- **EXERCISE DIRECTIONS**: Where a line of the data holds the word "expanded", copy that line.

- **MATERIAL FOR THE TASK**:
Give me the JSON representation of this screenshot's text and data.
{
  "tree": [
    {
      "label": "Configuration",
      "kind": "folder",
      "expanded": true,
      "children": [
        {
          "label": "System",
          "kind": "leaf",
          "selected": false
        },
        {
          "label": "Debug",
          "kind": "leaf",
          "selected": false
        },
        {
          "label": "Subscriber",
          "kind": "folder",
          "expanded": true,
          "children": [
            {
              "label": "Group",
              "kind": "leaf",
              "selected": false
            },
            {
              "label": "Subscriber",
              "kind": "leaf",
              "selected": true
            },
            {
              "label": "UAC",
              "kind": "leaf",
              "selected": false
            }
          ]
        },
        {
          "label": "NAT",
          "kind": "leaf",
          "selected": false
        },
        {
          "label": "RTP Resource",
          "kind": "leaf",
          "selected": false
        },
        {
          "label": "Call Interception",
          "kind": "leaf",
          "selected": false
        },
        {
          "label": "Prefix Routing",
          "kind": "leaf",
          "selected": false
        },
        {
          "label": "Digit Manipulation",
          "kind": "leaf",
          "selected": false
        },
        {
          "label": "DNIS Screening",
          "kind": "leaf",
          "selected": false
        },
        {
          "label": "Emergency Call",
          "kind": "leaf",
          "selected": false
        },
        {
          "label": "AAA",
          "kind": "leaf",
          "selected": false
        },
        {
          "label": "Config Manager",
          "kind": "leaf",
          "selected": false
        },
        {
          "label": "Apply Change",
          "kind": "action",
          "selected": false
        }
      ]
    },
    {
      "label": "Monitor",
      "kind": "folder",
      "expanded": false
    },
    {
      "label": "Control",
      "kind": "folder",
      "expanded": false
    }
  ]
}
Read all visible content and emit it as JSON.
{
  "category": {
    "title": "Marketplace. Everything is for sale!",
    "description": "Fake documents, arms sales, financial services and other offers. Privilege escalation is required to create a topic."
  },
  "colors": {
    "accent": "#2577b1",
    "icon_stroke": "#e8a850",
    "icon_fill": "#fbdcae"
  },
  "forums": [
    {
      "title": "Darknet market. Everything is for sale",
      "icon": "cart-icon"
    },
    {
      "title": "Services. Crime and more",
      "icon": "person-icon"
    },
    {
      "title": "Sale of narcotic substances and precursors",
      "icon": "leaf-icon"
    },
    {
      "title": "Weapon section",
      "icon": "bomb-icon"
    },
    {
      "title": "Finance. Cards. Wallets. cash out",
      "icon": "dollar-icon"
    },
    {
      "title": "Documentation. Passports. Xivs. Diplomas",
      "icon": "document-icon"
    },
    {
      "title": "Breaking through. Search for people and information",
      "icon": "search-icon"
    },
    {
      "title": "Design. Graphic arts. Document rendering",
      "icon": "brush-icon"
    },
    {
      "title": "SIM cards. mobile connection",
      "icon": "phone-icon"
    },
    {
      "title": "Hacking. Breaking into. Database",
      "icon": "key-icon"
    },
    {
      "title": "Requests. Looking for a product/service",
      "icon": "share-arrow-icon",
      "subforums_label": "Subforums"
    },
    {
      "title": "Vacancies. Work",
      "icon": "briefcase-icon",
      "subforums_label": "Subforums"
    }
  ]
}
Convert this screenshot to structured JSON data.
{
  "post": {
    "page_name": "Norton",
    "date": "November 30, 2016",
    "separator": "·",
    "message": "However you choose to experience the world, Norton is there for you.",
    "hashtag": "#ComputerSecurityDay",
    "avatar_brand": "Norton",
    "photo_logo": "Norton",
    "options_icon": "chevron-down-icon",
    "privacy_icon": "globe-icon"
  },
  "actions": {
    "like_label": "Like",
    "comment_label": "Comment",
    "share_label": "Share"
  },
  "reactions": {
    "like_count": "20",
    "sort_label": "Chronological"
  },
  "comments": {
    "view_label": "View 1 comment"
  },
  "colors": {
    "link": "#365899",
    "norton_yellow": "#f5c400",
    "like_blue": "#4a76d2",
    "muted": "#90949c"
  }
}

- **ANSWER FOR THIS EXERCISE**:
      "expanded": true,
          "expanded": true,
      "expanded": false
      "expanded": false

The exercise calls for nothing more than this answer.